I was lucky to visit the closing keynote of Thad Starner at the 3rd Augmented Human Conference held in Stuttgart in March 2013.
As part of Thad's talks he pulled out his favorite 2-second rule which says: the longer accessing a device exceeds 2s, the more its actually usage would decrease exponentially. Thus, he made a claim that wrist watch interface always sitting on one's wrist ready to use should be more successful than mobile phones which have to pulled out of the pocket. He showed a compelling example of implementing a pie-chart interface using the 12 positions of an analog watch to "dial into apps" .
Then he showed the promo video on google glasses, which uses voice control to record video and display related information.
He ended his talk with teaching muscle memory applied to the example of how to learn to play piano (well, or at least to play some one-handed melodies;). Finally, he showed some working examples of brain-computer interfaces which generally perform very slow in allowing users to convey control information at only about 1bit per second. However, he could show how to pick up American sign language gestures from reactions of the motor cortex. His final vision would be to allow patients without movements to communicate with their environment.
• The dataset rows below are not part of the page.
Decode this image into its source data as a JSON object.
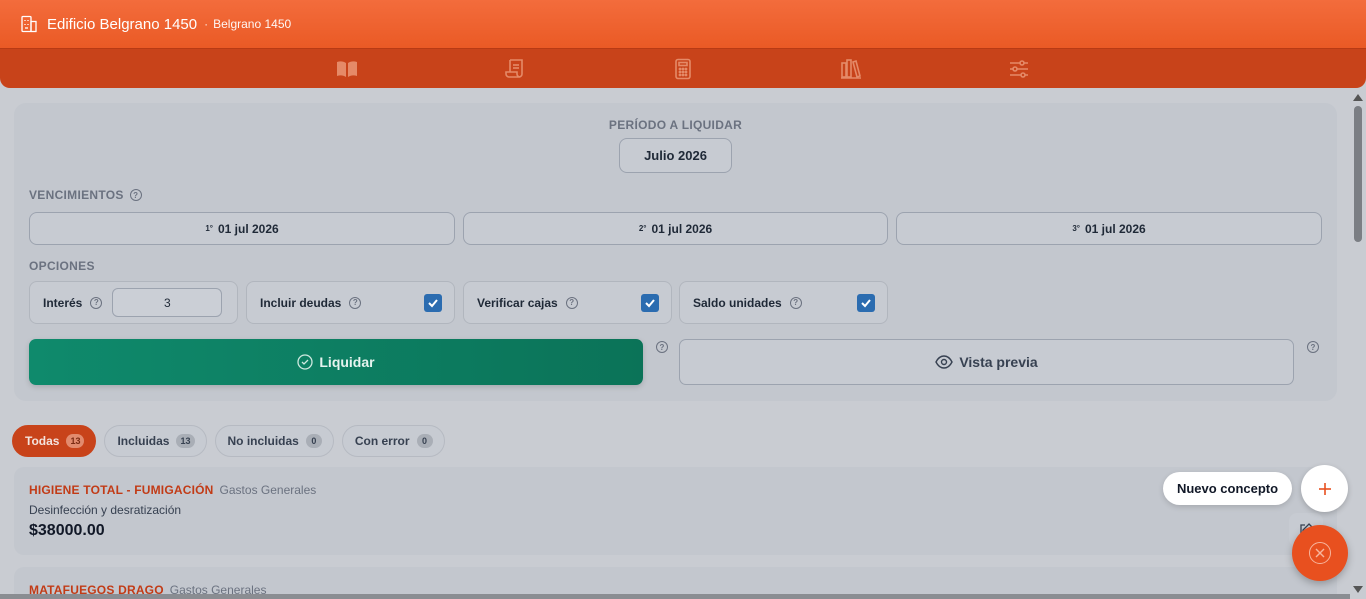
{
  "header": {
    "building_name": "Edificio Belgrano 1450",
    "separator": "·",
    "building_short": "Belgrano 1450"
  },
  "nav": {
    "icons": [
      "book-icon",
      "receipt-icon",
      "calculator-icon",
      "library-icon",
      "sliders-icon"
    ]
  },
  "period": {
    "label": "PERÍODO A LIQUIDAR",
    "value": "Julio 2026"
  },
  "vencimientos": {
    "label": "VENCIMIENTOS",
    "dates": [
      {
        "ord": "1°",
        "date": "01 jul 2026"
      },
      {
        "ord": "2°",
        "date": "01 jul 2026"
      },
      {
        "ord": "3°",
        "date": "01 jul 2026"
      }
    ]
  },
  "opciones": {
    "label": "OPCIONES",
    "interes_label": "Interés",
    "interes_value": "3",
    "incluir_deudas": "Incluir deudas",
    "verificar_cajas": "Verificar cajas",
    "saldo_unidades": "Saldo unidades"
  },
  "actions": {
    "liquidar": "Liquidar",
    "vista_previa": "Vista previa"
  },
  "filters": [
    {
      "label": "Todas",
      "count": "13",
      "active": true
    },
    {
      "label": "Incluidas",
      "count": "13",
      "active": false
    },
    {
      "label": "No incluidas",
      "count": "0",
      "active": false
    },
    {
      "label": "Con error",
      "count": "0",
      "active": false
    }
  ],
  "concepts": [
    {
      "name": "HIGIENE TOTAL - FUMIGACIÓN",
      "category": "Gastos Generales",
      "description": "Desinfección y desratización",
      "amount": "$38000.00"
    },
    {
      "name": "MATAFUEGOS DRAGO",
      "category": "Gastos Generales"
    }
  ],
  "fab": {
    "new_concept": "Nuevo concepto"
  },
  "colors": {
    "brand": "#ea5a25",
    "nav": "#c8431a",
    "liquidar": "#0f8a6c",
    "checkbox": "#2b6cb0"
  }
}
Overall, I was intrigued by Thad's lecture style: instead of selling his research he puts himself into the position of a critical spectator of his own research who gets excited and convinced by his own results. Indeed, a smart way of presenting.
 Daniel Ashbrook, Kent Lyons, and Thad Starner. 2008. An investigation into round touchscreen wristwatch interaction. In Proceedings of the 10th international conference on Human computer interaction with mobile devices and services (MobileHCI '08).